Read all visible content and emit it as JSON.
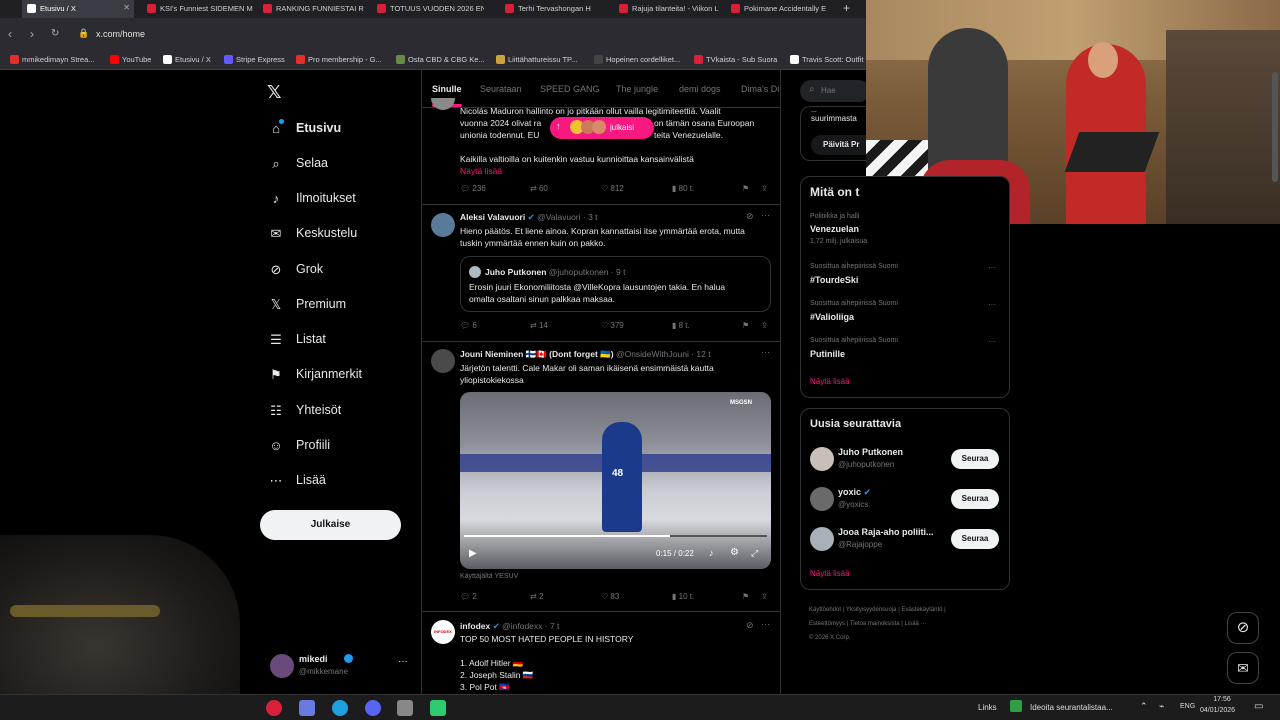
{
  "browser": {
    "tabs": [
      {
        "label": "Etusivu / X"
      },
      {
        "label": "KSI's Funniest SIDEMEN M"
      },
      {
        "label": "RANKING FUNNIESTAI R"
      },
      {
        "label": "TOTUUS VUODEN 2026 EN"
      },
      {
        "label": "Terhi Tervashongan H"
      },
      {
        "label": "Rajuja tilanteita! - Viikon L"
      },
      {
        "label": "Pokimane Accidentally E"
      }
    ],
    "new_tab": "+",
    "url": "x.com/home",
    "bookmarks": [
      {
        "label": "mmikedimayn Strea...",
        "color": "#e0312e"
      },
      {
        "label": "YouTube",
        "color": "#ff0000"
      },
      {
        "label": "Etusivu / X",
        "color": "#ffffff"
      },
      {
        "label": "Stripe Express",
        "color": "#635bff"
      },
      {
        "label": "Pro membership - G...",
        "color": "#e0312e"
      },
      {
        "label": "Osta CBD & CBG Ke...",
        "color": "#6a8a4a"
      },
      {
        "label": "Liittähattureissu TP...",
        "color": "#c9a33a"
      },
      {
        "label": "Hopeinen cordelliket...",
        "color": "#444444"
      },
      {
        "label": "TVkaista - Sub Suora",
        "color": "#d9203a"
      },
      {
        "label": "Travis Scott: Outfit",
        "color": "#ffffff"
      }
    ]
  },
  "sidebar": {
    "items": [
      {
        "label": "Etusivu",
        "icon": "home-icon",
        "glyph": "⌂"
      },
      {
        "label": "Selaa",
        "icon": "search-icon",
        "glyph": "⌕"
      },
      {
        "label": "Ilmoitukset",
        "icon": "bell-icon",
        "glyph": "♪"
      },
      {
        "label": "Keskustelu",
        "icon": "mail-icon",
        "glyph": "✉"
      },
      {
        "label": "Grok",
        "icon": "grok-icon",
        "glyph": "⊘"
      },
      {
        "label": "Premium",
        "icon": "x-logo-icon",
        "glyph": "𝕏"
      },
      {
        "label": "Listat",
        "icon": "list-icon",
        "glyph": "☰"
      },
      {
        "label": "Kirjanmerkit",
        "icon": "bookmark-icon",
        "glyph": "⚑"
      },
      {
        "label": "Yhteisöt",
        "icon": "communities-icon",
        "glyph": "☷"
      },
      {
        "label": "Profiili",
        "icon": "profile-icon",
        "glyph": "☺"
      },
      {
        "label": "Lisää",
        "icon": "more-icon",
        "glyph": "⋯"
      }
    ],
    "post_button": "Julkaise",
    "account_name": "mikedi",
    "account_handle": "@mikkemane"
  },
  "feed": {
    "tabs": [
      "Sinulle",
      "Seurataan",
      "SPEED GANG",
      "The jungle",
      "demi dogs",
      "Dima's Di"
    ],
    "new_posts_pill": "julkaisi",
    "tweet1": {
      "line1": "Nicolás Maduron hallinto on jo pitkään ollut vailla legitimiteettiä. Vaalit",
      "line2": "vuonna 2024 olivat ra",
      "line2b": "on tämän osana Euroopan",
      "line3": "unionia todennut. EU",
      "line3b": "teita Venezuelalle.",
      "line4": "Kaikilla valtioilla on kuitenkin vastuu kunnioittaa kansainvälistä",
      "more": "Näytä lisää",
      "replies": "236",
      "reposts": "60",
      "likes": "812",
      "views": "80 t."
    },
    "tweet2": {
      "name": "Aleksi Valavuori",
      "handle": "@Valavuori · 3 t",
      "line1": "Hieno päätös. Et liene ainoa. Kopran kannattaisi itse ymmärtää erota, mutta",
      "line2": "tuskin ymmärtää ennen kuin on pakko.",
      "quote_name": "Juho Putkonen",
      "quote_handle": "@juhoputkonen · 9 t",
      "quote_line1": "Erosin juuri Ekonomiliitosta @VilleKopra lausuntojen takia. En halua",
      "quote_line2": "omalta osaltani sinun palkkaa maksaa.",
      "replies": "6",
      "reposts": "14",
      "likes": "379",
      "views": "8 t."
    },
    "tweet3": {
      "name": "Jouni Nieminen 🇫🇮🇨🇦 (Dont forget 🇺🇦)",
      "handle": "@OnsideWithJouni · 12 t",
      "line1": "Järjetön talentti. Cale Makar oli saman ikäisenä ensimmäistä kautta",
      "line2": "yliopistokiekossa",
      "video_time": "0:15 / 0:22",
      "video_watermark": "MSGSN",
      "video_by": "Käyttäjältä YESUV",
      "replies": "2",
      "reposts": "2",
      "likes": "83",
      "views": "10 t."
    },
    "tweet4": {
      "name": "infodex",
      "handle": "@infodexx · 7 t",
      "line1": "TOP 50 MOST HATED PEOPLE IN HISTORY",
      "item1": "1. Adolf Hitler 🇩🇪",
      "item2": "2. Joseph Stalin 🇷🇺",
      "item3": "3. Pol Pot 🇰🇭"
    }
  },
  "right": {
    "search_placeholder": "Hae",
    "banner_line1": "...",
    "banner_line2": "suurimmasta",
    "banner_button": "Päivitä Pr",
    "trends_title": "Mitä on t",
    "trends": [
      {
        "meta": "Politiikka ja halli",
        "title": "Venezuelan",
        "count": "1,72 milj. julkaisua"
      },
      {
        "meta": "Suosittua aihepiirissä Suomi",
        "title": "#TourdeSki",
        "count": ""
      },
      {
        "meta": "Suosittua aihepiirissä Suomi",
        "title": "#Valioliiga",
        "count": ""
      },
      {
        "meta": "Suosittua aihepiirissä Suomi",
        "title": "Putinille",
        "count": ""
      }
    ],
    "trends_more": "Näytä lisää",
    "follow_title": "Uusia seurattavia",
    "follow": [
      {
        "name": "Juho Putkonen",
        "handle": "@juhoputkonen",
        "button": "Seuraa"
      },
      {
        "name": "yoxic",
        "handle": "@yoxics",
        "button": "Seuraa"
      },
      {
        "name": "Jooa Raja-aho poliiti...",
        "handle": "@Rajajoppe",
        "button": "Seuraa"
      }
    ],
    "follow_more": "Näytä lisää",
    "footer": [
      "Käyttöehdot",
      "Yksityisyydensuoja",
      "Evästekäytäntö",
      "Esteettömyys",
      "Tietoa mainoksista",
      "Lisää ···",
      "© 2026 X Corp."
    ]
  },
  "taskbar": {
    "links": "Links",
    "notification": "Ideoita seurantalistaa...",
    "lang": "ENG",
    "time": "17:56",
    "date": "04/01/2026"
  },
  "colors": {
    "accent_pink": "#f91880",
    "verified_blue": "#1d9bf0",
    "border": "#2f3336",
    "muted": "#71767b"
  }
}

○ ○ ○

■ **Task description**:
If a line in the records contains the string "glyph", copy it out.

■ **Result**:
        "glyph": "⌂"
        "glyph": "⌕"
        "glyph": "♪"
        "glyph": "✉"
        "glyph": "⊘"
        "glyph": "𝕏"
        "glyph": "☰"
        "glyph": "⚑"
        "glyph": "☷"
        "glyph": "☺"
        "glyph": "⋯"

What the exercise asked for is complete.